It is unlawful to discriminate or harass persons applying for employment. Employers should therefore document the entire recruitment process of considering an applicant’s application, evidencing the good practice followed at each stage. Doing this will assist in the defence of any possible claim made against an employer. The documentation process should highlight the decision-making process, explaining how and why a particular decision was made. Having a paper trail containing the above is likely to prevent any possible inference that the reason for rejection was discriminatory.

Data Protection

Throughout the recruitment process, employers must comply with data protection obligations. Broadly, applicants should be made aware of the manner in which an employer processes their data and the length of time it will be retained. As a general rule, recruitment records should be kept for six months following the date by which an applicant was notified of the outcome of their application.

Offers of Employment and Pre-Employment Checks

Decide how any offers of employment are to be put to the job applicant. When an offer of employment is accepted, an employer must give employees and workers a document stating the main conditions of employment when they start work. This is known as a ‘written statement of employment particulars’.

The written statement is made up of the main document (known as a ‘principal statement’) and a wider written statement. The employer must provide the principal statement on the first day of employment and the wider written statement within 2 months of the start of employment.
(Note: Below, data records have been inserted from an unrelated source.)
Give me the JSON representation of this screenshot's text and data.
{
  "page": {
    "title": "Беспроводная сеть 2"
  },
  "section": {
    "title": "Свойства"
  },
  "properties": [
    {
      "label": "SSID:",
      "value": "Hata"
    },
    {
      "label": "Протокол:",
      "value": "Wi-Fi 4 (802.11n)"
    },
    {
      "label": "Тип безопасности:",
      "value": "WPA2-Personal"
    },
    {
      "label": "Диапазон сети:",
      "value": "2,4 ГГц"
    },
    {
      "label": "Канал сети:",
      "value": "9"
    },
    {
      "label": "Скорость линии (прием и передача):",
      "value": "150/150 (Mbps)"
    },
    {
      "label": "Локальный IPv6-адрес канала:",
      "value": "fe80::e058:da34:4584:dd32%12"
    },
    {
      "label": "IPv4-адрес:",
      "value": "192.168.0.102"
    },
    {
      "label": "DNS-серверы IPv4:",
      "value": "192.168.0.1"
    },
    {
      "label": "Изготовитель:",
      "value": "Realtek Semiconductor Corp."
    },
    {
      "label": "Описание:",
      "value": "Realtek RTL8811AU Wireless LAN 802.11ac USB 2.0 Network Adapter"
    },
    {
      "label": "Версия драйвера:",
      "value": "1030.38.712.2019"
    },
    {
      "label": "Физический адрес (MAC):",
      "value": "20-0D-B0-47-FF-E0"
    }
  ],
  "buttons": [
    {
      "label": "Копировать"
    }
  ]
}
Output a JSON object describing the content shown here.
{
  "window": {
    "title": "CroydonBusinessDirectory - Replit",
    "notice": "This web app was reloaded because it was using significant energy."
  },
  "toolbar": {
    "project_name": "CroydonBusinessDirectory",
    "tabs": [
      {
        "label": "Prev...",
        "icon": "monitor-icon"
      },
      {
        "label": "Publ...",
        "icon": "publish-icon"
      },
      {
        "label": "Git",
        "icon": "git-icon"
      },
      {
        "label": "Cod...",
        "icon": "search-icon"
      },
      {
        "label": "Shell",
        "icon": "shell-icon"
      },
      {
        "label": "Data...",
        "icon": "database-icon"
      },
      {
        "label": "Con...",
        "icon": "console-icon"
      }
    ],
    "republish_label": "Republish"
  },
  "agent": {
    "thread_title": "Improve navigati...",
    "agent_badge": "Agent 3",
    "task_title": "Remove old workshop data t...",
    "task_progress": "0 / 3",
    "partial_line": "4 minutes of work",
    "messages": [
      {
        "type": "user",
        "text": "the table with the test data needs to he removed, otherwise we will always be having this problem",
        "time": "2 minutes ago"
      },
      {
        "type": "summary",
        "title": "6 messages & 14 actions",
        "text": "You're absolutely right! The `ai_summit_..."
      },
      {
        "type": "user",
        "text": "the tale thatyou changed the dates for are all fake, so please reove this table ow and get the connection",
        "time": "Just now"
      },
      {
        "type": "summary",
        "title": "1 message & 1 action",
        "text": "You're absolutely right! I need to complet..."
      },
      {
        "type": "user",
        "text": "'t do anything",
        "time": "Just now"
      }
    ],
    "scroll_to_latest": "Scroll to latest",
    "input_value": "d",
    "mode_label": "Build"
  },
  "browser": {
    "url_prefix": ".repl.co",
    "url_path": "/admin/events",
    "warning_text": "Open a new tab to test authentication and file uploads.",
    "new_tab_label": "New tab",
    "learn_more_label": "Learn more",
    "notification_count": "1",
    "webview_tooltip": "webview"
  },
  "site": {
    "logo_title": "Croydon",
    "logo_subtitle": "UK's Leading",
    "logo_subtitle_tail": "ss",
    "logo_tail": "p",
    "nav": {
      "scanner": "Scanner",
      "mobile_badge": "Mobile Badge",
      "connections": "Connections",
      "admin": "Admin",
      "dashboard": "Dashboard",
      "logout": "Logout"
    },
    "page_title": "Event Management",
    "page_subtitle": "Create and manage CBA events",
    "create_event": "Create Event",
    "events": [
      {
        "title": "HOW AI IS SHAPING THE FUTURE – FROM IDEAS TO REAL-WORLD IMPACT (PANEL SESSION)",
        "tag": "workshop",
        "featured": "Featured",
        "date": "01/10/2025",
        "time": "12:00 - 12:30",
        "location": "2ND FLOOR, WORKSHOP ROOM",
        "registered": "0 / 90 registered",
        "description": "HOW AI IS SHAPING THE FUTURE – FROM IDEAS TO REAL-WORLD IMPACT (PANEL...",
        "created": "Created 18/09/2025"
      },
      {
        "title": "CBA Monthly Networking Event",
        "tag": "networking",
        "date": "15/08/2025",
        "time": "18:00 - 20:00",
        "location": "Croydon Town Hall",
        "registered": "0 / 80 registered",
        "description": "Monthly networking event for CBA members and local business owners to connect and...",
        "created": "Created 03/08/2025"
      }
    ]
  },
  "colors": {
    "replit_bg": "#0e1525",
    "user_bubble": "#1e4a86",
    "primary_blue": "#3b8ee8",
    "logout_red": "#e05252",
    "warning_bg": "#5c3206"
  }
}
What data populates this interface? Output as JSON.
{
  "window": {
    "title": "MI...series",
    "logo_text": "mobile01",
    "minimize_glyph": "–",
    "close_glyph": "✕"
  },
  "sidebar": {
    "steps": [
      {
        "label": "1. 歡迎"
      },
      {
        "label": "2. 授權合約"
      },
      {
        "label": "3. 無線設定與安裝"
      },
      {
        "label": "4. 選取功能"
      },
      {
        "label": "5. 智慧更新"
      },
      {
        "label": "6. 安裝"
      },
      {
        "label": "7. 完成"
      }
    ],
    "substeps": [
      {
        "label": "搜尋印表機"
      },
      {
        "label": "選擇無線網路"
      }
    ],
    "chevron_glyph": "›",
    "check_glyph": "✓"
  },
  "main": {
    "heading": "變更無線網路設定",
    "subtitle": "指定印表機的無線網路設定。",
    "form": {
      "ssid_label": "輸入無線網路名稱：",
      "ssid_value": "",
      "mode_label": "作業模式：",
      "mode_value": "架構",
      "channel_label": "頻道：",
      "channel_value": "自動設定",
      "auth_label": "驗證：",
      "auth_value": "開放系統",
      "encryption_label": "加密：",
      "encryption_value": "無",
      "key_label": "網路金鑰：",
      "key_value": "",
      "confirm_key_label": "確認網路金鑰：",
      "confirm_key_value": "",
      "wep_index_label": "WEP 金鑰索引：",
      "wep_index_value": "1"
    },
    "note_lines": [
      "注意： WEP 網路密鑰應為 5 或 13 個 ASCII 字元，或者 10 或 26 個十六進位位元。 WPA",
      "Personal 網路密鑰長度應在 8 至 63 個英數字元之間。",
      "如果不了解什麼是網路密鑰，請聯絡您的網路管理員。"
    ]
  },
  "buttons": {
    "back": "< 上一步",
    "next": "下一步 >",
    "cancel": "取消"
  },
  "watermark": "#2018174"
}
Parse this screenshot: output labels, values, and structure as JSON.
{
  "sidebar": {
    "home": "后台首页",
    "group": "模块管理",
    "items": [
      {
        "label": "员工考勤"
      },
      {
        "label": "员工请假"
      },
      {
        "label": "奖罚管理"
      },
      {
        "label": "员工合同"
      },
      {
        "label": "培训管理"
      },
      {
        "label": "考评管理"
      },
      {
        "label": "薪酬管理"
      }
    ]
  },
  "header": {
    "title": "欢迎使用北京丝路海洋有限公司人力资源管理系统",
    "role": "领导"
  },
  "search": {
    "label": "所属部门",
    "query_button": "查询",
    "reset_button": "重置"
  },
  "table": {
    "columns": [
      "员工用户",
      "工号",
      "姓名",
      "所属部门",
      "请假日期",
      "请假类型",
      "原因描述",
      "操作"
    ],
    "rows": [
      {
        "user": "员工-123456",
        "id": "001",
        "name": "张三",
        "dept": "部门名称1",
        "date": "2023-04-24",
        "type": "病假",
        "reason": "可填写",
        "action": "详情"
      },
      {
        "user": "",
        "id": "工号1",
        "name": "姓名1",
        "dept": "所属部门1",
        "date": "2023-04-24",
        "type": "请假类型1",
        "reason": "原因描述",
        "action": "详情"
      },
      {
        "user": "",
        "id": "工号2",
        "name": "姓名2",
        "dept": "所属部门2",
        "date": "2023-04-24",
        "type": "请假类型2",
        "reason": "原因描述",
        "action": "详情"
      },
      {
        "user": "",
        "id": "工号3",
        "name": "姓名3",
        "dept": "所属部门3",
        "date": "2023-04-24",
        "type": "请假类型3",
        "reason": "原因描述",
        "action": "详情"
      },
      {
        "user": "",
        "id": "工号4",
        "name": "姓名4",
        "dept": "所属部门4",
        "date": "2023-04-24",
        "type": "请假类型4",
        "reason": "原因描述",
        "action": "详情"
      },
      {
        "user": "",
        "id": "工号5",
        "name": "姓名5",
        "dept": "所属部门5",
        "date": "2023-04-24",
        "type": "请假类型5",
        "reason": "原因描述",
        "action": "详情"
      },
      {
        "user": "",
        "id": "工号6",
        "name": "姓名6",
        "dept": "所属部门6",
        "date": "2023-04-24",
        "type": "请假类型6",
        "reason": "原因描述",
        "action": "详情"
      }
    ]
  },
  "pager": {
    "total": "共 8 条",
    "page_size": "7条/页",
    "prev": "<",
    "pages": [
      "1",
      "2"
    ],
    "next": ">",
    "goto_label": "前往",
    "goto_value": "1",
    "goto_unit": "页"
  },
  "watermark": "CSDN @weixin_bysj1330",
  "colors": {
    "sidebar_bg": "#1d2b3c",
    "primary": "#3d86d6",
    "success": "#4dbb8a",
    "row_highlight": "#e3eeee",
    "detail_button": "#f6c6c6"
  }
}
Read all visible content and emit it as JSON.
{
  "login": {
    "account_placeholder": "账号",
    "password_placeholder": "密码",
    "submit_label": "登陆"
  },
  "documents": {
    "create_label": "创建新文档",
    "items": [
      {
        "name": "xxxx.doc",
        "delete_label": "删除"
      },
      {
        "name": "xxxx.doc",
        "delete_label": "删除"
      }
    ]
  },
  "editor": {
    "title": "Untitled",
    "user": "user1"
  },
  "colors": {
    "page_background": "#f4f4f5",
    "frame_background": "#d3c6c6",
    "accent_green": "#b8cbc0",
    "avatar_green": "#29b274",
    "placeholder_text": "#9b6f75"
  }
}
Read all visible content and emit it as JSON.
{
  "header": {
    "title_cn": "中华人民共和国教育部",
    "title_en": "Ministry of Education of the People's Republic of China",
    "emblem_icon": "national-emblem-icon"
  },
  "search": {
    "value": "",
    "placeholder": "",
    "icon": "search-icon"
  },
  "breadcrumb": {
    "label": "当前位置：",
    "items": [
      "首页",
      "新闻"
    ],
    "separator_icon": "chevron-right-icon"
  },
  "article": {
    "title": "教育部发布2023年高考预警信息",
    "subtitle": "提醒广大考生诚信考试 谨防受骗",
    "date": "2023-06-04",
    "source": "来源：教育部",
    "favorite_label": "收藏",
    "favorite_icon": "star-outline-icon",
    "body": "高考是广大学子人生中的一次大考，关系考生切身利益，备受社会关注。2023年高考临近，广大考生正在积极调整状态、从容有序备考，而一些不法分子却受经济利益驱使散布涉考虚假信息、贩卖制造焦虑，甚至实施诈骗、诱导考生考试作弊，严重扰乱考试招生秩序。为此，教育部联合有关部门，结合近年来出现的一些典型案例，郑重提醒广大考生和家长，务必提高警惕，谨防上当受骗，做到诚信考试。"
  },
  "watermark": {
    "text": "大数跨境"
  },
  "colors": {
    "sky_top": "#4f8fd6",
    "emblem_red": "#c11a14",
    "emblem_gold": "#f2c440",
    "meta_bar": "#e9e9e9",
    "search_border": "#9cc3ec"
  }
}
Employers should ensure they carry out any pre-employment checks where applicable including reference requests, right to work checks, DBS checks, pre-employment medical checks and should consider whether they have any post-termination restrictions in a contract of employment with a previous employer which might affect their ability to work.

If you require advice on the recruitment process, employment tribunal claims, drafting of employment contracts or any other employment law query, please get in touch with our specialists at Farleys on 0845 287 0939 or contact us by email.